Briny Books: Public readings (and learning to do them) are a big part of an author’s experience. But is there a part of your book that you know you’ll never have the nerve to read out loud?
Amy Spurway: Public readings are one of my favourite parts of this whole experience, and I’ve read the entire book out loud to myself at least a few times already, so there’s nothing I’d shy away from in that regard. That being said, I do try to be cognizant of my audience, so depending on the crowd, I will sometimes leapfrog over certain sections, words, or phrases on the spot to keep things a little more on the PG side if necessary. I see that as a heightened awareness of my responsibility as a performer.
Briny Books: What has been your favourite reader response to your book so far?

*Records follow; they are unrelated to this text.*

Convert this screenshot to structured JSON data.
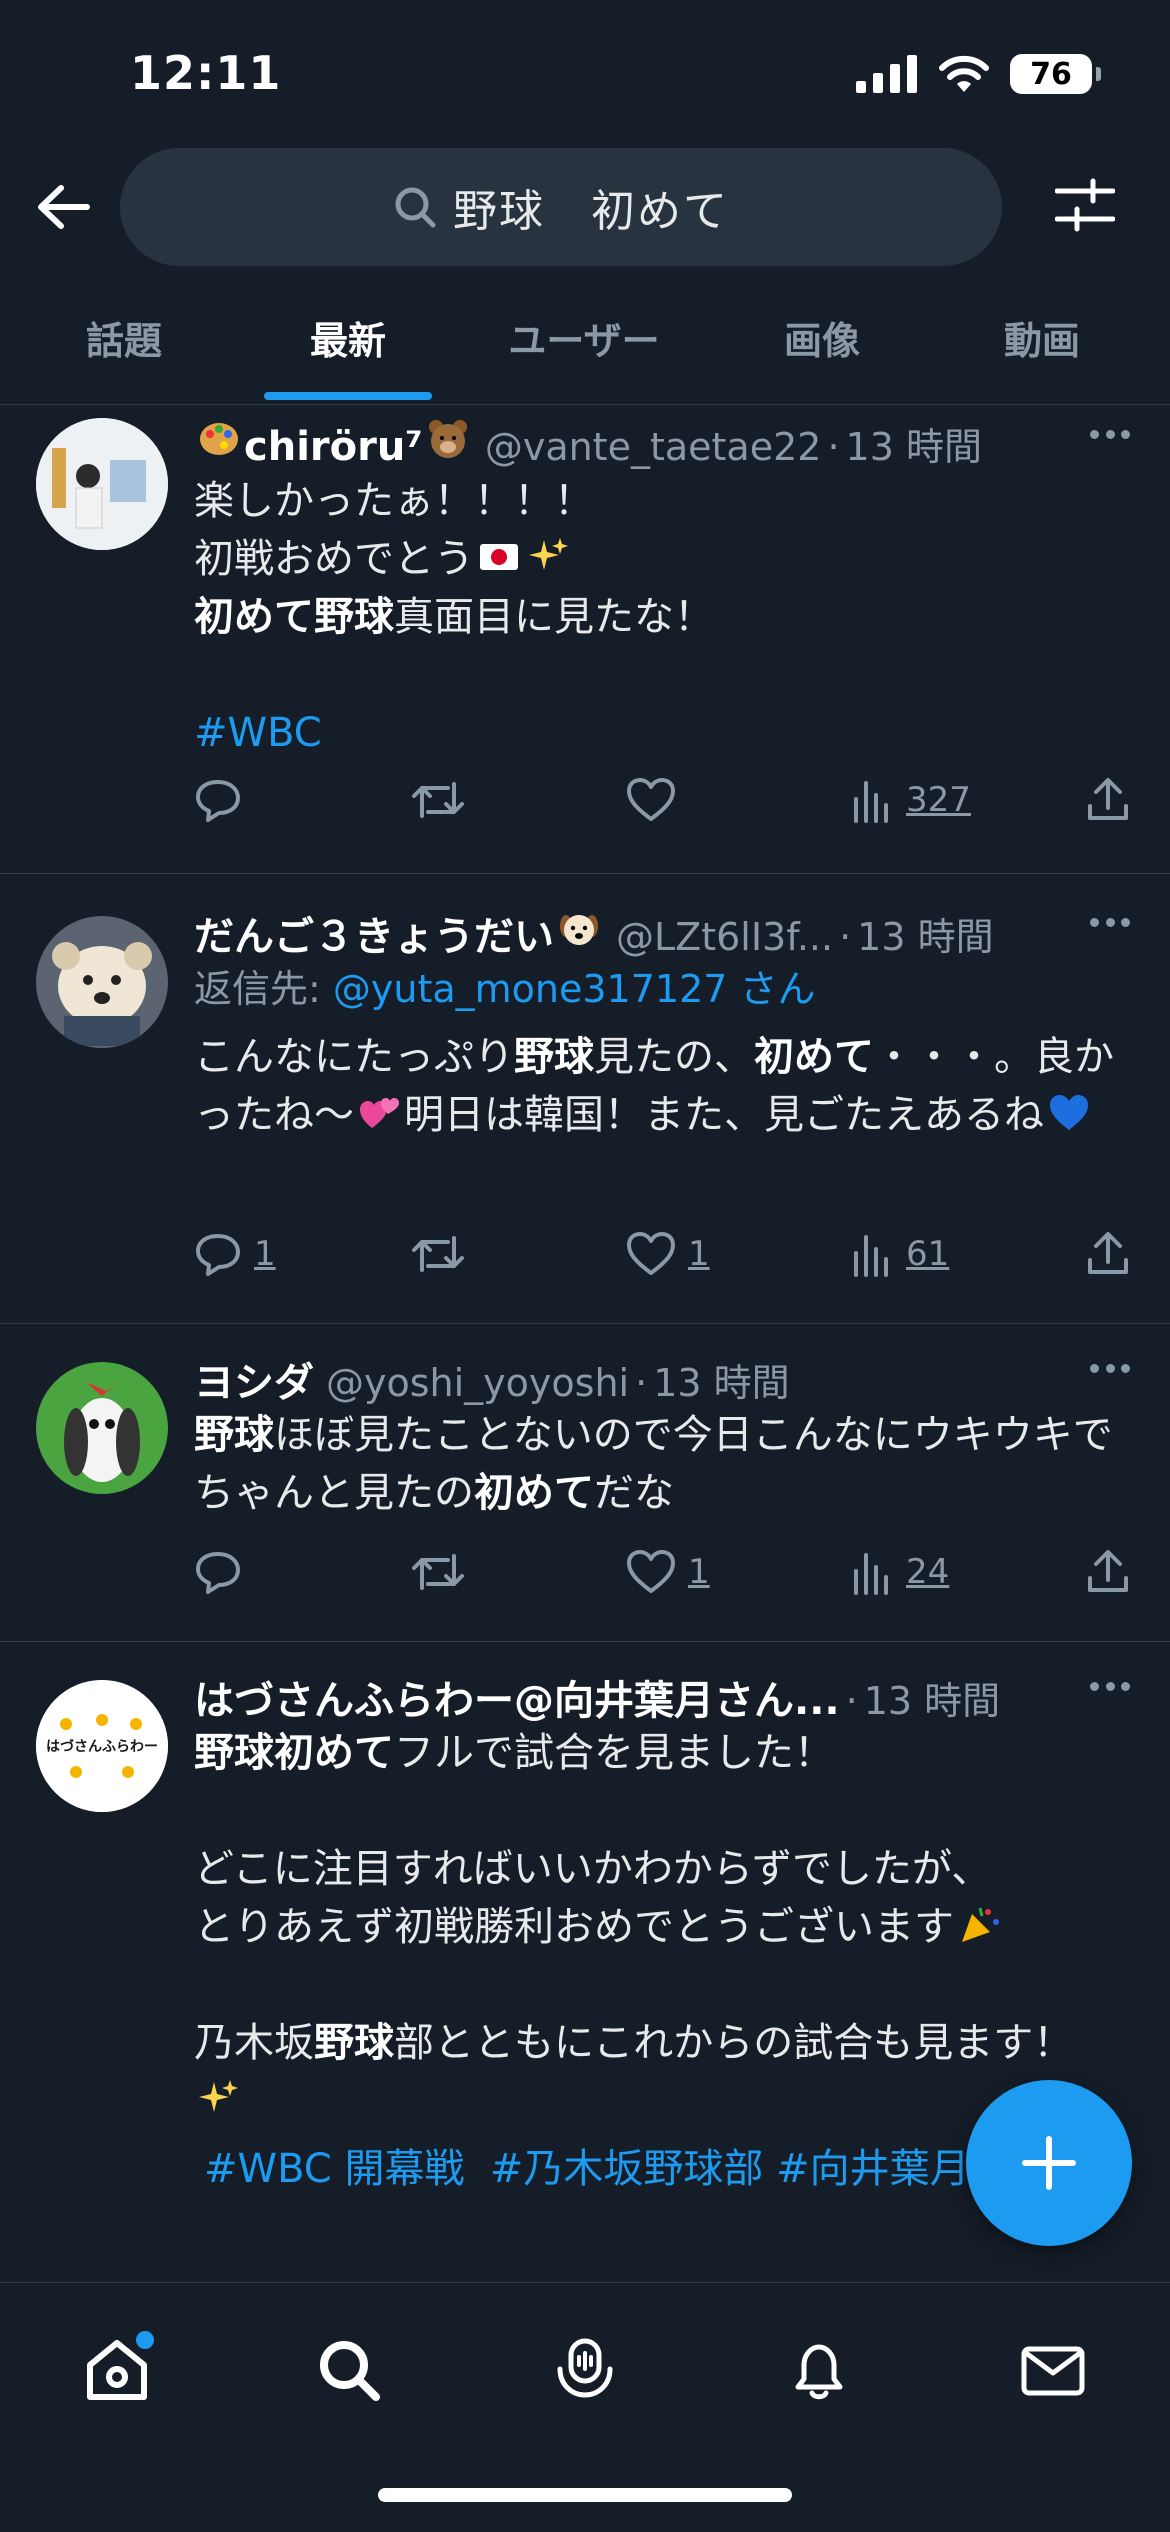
{
  "status_bar": {
    "time": "12:11",
    "battery": "76"
  },
  "search": {
    "query": "野球　初めて"
  },
  "tabs": [
    {
      "label": "話題"
    },
    {
      "label": "最新"
    },
    {
      "label": "ユーザー"
    },
    {
      "label": "画像"
    },
    {
      "label": "動画"
    }
  ],
  "active_tab": "最新",
  "tweets": [
    {
      "name": "chiröru⁷",
      "handle": "@vante_taetae22",
      "time": "13 時間",
      "body_line1": "楽しかったぁ！！！！",
      "body_line2": "初戦おめでとう",
      "body_line3_bold": "初めて野球",
      "body_line3_rest": "真面目に見たな！",
      "hashtag": "#WBC",
      "replies": "",
      "retweets": "",
      "likes": "",
      "views": "327"
    },
    {
      "name": "だんご３きょうだい",
      "handle": "@LZt6lI3f...",
      "time": "13 時間",
      "reply_prefix": "返信先: ",
      "reply_handle": "@yuta_mone317127 さん",
      "body_a": "こんなにたっぷり",
      "body_b_bold": "野球",
      "body_c": "見たの、",
      "body_d_bold": "初めて",
      "body_e": "・・・。良かったね〜",
      "body_f": "明日は韓国！また、見ごたえあるね",
      "replies": "1",
      "retweets": "",
      "likes": "1",
      "views": "61"
    },
    {
      "name": "ヨシダ",
      "handle": "@yoshi_yoyoshi",
      "time": "13 時間",
      "body_a_bold": "野球",
      "body_b": "ほぼ見たことないので今日こんなにウキウキでちゃんと見たの",
      "body_c_bold": "初めて",
      "body_d": "だな",
      "replies": "",
      "retweets": "",
      "likes": "1",
      "views": "24"
    },
    {
      "name": "はづさんふらわー@向井葉月さん...",
      "time": "13 時間",
      "avatar_text": "はづさんふらわー",
      "body_a_bold": "野球初めて",
      "body_b": "フルで試合を見ました！",
      "body_c": "どこに注目すればいいかわからずでしたが、",
      "body_d": "とりあえず初戦勝利おめでとうございます",
      "body_e": "乃木坂",
      "body_f_bold": "野球",
      "body_g": "部とともにこれからの試合も見ます！",
      "hashtags": "#WBC 開幕戦  #乃木坂野球部 #向井葉月"
    }
  ],
  "colors": {
    "background": "#151d28",
    "accent": "#1d9bf0",
    "muted": "#8b98a5",
    "search_bg": "#283340"
  }
}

Amy Spurway: The response I’ve had from my fellow Cape Bretoners—who are scattered far and wide—has been phenomenal. I tried to make sure that I did the people and the place an honest, loving justice with this story and from what I can gather, I succeeded. My other favourite reader responses have come from outside the region. People who aren’t necessarily familiar with Cape Breton, but who still see some important piece of themselves, their lives, their communities, reflected in this book. It is, in many ways, a story that transcends such boundaries. I didn’t really realize that until I started hearing from readers in different parts of Canada and the US, so that has been absolutely delightful.
Briny Books: What book(s) is/are you reading at the moment?
Amy Spurway: I’m in research mode these days so my reading right now has a bit of a weird bent to it. Currently I am picking my way through: A Little Book on the Human Shadow by Robert Bly, Witches, Midwives and Nurses: A History of Women Healers by Barbara Ehrenreich and Deidre English, and a giant reference tome called The Book of Symbols: Reflections on Archetypal Images. I’m gonna look some kinda cute hauling that one out at the beach this summer!